The abiding metaphor for property is ‘bricks and mortar’, so data on their availability is as good a barometer as any on the relative fortunes of real estate, especially housebuilding. Judging by the latest, it looks like bricks are in shorter supply than, supposedly, turkeys for Christmas.
The stats, from the Department for Business, Energy & Industrial Strategy, show that in September, total stocks of bricks were down 20% year on year to 269 million and were 45% below the recent peak, in March 2020, just before Covid enforced a shutdown of almost all production across the UK.
Bricks are among many shortages – blamed variously on Brexit, Covid or a lack of truck drivers – having an impact on the wider property market. First it was timber, then steel and, more recently, washing machines. More on that later, but for economists or historians, the ebb and flow in brick use describes a similar narrative on housing cycles as twisting rock seams to geologists or Roman coins to archaeologists. Time Team-like, I dug out records tracking brick production, deliveries and stocks back to 1949.

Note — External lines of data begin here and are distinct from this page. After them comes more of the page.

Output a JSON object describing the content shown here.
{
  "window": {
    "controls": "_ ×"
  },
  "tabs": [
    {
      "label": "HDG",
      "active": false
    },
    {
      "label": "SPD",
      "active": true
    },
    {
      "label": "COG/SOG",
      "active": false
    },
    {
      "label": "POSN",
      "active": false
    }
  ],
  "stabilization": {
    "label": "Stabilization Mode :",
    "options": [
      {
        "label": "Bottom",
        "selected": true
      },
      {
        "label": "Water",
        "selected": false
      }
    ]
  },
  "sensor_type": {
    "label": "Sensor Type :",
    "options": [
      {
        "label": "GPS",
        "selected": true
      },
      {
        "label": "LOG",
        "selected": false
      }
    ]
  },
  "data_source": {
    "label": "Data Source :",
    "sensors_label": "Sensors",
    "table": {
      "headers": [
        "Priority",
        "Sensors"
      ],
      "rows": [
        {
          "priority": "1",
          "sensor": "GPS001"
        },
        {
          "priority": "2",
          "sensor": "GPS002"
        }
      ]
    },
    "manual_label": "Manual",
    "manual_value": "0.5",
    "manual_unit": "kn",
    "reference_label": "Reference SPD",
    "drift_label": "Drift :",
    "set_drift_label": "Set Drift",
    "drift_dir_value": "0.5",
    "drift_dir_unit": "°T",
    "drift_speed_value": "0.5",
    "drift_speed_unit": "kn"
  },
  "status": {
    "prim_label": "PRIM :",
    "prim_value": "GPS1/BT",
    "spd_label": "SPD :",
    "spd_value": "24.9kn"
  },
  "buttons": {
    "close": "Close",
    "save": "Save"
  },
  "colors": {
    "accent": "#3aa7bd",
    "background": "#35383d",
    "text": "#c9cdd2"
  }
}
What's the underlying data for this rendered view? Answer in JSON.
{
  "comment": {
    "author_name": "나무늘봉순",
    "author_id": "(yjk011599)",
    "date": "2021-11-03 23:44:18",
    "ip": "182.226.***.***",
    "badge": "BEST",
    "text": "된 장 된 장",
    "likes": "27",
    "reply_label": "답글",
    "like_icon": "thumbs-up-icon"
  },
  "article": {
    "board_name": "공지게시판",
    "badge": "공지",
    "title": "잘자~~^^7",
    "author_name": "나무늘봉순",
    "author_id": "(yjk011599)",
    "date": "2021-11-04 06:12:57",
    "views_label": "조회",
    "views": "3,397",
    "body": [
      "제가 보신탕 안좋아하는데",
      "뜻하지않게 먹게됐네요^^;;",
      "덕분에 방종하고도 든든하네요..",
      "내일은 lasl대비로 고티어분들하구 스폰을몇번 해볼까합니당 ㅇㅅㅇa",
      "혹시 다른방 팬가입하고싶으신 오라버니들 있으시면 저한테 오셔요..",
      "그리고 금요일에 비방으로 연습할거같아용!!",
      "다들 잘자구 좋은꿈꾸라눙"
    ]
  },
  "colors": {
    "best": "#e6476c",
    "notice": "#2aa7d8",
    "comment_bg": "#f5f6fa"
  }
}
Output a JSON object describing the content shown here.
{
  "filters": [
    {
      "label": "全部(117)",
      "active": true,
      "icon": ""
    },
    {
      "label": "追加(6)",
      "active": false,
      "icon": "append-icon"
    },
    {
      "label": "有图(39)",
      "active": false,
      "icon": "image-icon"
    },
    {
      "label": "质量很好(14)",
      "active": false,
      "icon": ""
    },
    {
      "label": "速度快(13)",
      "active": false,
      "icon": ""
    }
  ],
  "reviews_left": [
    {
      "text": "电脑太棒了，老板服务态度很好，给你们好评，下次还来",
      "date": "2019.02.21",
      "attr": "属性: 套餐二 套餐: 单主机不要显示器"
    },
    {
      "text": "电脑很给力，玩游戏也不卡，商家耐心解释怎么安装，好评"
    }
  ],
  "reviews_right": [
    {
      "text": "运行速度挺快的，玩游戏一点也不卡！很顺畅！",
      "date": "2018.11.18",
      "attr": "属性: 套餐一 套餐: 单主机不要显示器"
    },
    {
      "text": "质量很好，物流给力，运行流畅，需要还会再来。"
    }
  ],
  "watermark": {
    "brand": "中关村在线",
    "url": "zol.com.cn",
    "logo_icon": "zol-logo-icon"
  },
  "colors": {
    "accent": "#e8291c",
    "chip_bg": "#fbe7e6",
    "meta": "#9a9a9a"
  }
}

The latest stocks are much lower than the 547 million they hit back in the mid-noughties bubble, inflated by easy credit and a lot of dodgy off-plan buy-to-let speculation (which I then called ‘lie-to-bet’). New investment pushed up production – inevitably, just in time for the global financial crisis later in the decade, largely fanned by reckless lending on both sides of the Atlantic.
The last time stock levels were lower was in September 1988 when they hit 204 million at the peak of the post-Big Bang building boom, fuelled by a surge in home ownership in the wake of Margaret Thatcher’s ‘right to buy’, allowing council tenants to purchase their homes.
I remember it well as a young trade journalist on Building magazine. Swathes of Thameside developments were clad in yellow Danish bricks because you couldn’t get British ones for love nor money. Reportedly, a gang were nicked after reversing into a wall and loading the bricks on to the dumper.
Then chancellor Nigel Lawson killed off the housing market for another eight years or so. In his March 1988 Budget, he halved mortgage interest tax relief for couples but – disastrously – gave prospective buyers until August to exchange contracts, triggering a short-lived feeding frenzy. The ensuing housing crash resulted in inventory levels surging to 1.6 billion in 1992, necessitating a cull of industry production capacity.
Delving further back, stockpiles got down to 140 million in 1972 when the Saudis quadrupled the price of oil, plunging the world into recession. It fell to 80 million in October 1964, as a young Lawrie Barratt and others revolutionised mass housebuilding. But the all-time post-war low was 71 million in August 1953, as the nation rebuilt to the nascent strains of rock ’n’ roll. Then, stock levels represented less than a week’s worth of industry production. By comparison, it is now 7.2 weeks, just over half the 10-year average.
So, how are housebuilders reacting to the latest shortages? Size, while not everything, appears to be important. In their latest stock market updates, Barratt, Taylor Wimpey and other top-10 groups reported that despite supply chain challenges, their building programmes were up to speed. As for cost increases (one suggested 10% to 15% for bricks, much more for timber and other materials), house price inflation and some no doubt hard negotiations with suppliers were maintaining margins at what are close to historical highs.
Material costs account for about a quarter of selling prices, so margins can hold, unless labour and land costs also go up.
Whether or not mid-sized developers possess the same clout with suppliers is questionable, but they face myriad constraints relative to the big guns, not least accessing land, finding labour and negotiating the planning labyrinth.
There are signs – including in the latest Chartered Institute of Purchasing Managers survey, backed up by anecdote – of delivery times if not reducing, then getting worse more slowly. New brick production capacity is poised to come on stream and bottlenecks in imports of other materials are easing.
Thanks to the stamp duty holiday, last winter there wasn’t the usual lull in demand from housebuilders. An extended Christmas break this year might allow brick companies to replenish stocks. Unlike turkeys, that will be something most housebuilders – especially smaller ones – will be voting for.
Alastair Stewart is an equities analyst and consultant